Description of the task: Scan the entries below, and for each line that includes the word "icon", make a copy.

Records contained in a dataset
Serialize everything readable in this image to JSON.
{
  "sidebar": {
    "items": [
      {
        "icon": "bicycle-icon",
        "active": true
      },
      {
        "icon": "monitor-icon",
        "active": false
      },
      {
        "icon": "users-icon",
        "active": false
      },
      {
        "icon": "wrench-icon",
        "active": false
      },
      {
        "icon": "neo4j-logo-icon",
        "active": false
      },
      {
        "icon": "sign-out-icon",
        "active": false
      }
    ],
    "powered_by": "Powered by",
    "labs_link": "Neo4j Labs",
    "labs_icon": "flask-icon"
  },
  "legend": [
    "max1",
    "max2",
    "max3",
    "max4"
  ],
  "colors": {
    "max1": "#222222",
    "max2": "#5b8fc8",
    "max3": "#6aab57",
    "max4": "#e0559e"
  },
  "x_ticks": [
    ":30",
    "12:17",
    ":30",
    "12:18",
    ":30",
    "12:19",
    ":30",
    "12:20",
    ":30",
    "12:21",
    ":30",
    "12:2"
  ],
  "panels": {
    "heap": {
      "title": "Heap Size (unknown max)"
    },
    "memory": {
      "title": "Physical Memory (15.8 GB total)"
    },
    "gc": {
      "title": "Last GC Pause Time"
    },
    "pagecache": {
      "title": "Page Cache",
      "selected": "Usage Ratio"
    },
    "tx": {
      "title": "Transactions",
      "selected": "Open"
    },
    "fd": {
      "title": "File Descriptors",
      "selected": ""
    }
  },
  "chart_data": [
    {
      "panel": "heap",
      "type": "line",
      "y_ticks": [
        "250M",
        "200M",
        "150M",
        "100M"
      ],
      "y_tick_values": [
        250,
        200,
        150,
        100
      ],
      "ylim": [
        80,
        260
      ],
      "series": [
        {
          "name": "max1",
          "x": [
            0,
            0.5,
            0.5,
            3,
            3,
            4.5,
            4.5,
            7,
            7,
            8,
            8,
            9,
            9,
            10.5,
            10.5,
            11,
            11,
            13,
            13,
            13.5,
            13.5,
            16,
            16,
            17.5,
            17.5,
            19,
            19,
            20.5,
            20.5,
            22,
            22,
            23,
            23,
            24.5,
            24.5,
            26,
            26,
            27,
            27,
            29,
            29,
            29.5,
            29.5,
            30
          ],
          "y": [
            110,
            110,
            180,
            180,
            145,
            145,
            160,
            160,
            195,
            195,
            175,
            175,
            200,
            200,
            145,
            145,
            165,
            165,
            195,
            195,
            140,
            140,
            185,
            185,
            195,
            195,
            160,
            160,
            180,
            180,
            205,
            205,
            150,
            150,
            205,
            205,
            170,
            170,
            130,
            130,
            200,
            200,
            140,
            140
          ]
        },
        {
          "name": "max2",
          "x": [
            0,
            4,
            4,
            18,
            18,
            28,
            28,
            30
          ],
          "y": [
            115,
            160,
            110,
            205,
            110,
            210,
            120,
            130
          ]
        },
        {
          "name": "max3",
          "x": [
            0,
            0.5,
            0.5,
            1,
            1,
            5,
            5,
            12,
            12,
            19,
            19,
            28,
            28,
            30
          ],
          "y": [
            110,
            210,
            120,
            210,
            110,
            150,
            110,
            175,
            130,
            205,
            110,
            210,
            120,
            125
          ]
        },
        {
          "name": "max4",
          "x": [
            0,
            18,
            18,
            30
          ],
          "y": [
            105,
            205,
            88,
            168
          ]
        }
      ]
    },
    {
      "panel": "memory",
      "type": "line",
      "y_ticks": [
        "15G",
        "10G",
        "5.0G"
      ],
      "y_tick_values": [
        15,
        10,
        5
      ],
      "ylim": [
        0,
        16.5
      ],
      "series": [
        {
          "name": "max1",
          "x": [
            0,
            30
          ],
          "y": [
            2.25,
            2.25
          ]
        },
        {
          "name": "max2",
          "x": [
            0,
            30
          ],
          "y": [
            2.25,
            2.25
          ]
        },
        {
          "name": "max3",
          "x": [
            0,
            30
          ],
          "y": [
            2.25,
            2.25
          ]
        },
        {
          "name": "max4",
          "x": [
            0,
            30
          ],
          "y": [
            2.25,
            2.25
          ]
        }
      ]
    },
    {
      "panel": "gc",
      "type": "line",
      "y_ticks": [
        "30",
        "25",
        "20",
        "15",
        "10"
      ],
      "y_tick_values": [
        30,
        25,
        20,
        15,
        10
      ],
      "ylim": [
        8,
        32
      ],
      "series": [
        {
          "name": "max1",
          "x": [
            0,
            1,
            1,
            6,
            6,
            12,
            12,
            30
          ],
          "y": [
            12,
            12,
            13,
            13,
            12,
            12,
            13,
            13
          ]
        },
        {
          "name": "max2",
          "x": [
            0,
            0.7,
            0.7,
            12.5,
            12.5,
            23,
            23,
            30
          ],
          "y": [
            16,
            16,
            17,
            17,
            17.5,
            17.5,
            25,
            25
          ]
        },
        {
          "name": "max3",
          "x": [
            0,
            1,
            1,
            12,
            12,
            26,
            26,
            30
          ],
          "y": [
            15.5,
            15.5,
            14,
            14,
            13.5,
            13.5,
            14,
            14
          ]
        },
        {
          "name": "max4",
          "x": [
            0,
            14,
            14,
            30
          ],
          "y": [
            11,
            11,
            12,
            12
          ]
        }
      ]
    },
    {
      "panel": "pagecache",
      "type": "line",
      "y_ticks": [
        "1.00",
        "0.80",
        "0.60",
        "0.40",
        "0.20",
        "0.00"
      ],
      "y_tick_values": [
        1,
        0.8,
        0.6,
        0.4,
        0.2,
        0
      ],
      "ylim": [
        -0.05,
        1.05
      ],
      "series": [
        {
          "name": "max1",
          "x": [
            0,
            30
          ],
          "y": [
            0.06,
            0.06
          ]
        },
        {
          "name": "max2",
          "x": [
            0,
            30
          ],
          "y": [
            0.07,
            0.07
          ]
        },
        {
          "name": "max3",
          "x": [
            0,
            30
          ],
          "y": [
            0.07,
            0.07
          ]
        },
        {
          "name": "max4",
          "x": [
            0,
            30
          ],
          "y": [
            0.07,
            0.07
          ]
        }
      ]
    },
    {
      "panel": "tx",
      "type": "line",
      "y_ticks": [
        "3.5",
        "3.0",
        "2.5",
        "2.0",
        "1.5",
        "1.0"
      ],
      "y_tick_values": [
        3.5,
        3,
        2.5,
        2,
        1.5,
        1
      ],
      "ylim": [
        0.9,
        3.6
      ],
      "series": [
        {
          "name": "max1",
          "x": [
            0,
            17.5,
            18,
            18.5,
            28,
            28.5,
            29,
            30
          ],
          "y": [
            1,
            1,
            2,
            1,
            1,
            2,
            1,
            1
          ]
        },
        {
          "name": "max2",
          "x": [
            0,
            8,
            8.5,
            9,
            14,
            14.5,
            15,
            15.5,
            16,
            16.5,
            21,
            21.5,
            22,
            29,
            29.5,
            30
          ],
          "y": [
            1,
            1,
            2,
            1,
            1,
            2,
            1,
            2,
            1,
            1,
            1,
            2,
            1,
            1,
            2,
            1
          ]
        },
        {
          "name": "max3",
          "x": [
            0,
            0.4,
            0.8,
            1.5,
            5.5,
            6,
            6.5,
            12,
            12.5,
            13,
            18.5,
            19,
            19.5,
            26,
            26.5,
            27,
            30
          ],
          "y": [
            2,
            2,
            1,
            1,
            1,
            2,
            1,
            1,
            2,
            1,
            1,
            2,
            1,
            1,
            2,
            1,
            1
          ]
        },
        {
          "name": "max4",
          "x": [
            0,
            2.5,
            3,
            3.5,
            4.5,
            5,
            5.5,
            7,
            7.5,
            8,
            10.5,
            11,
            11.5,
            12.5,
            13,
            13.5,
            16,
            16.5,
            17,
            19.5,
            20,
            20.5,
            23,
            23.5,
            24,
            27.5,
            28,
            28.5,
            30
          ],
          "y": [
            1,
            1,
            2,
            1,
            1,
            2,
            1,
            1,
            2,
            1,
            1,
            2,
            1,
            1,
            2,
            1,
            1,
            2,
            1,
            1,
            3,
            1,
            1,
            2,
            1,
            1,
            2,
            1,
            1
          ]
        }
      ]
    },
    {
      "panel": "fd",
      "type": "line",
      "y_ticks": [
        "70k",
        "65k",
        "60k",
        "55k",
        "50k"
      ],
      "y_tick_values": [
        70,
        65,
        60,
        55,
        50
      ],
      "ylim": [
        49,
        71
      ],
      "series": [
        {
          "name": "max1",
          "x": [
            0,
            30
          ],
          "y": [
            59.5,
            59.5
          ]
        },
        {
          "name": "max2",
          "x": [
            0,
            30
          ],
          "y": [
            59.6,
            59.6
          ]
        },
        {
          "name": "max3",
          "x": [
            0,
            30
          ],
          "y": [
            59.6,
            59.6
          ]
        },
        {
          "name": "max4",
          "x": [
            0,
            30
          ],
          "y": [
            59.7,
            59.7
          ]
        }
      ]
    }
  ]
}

Exercise output:
        "icon": "bicycle-icon",
        "icon": "monitor-icon",
        "icon": "users-icon",
        "icon": "wrench-icon",
        "icon": "neo4j-logo-icon",
        "icon": "sign-out-icon",
    "labs_icon": "flask-icon"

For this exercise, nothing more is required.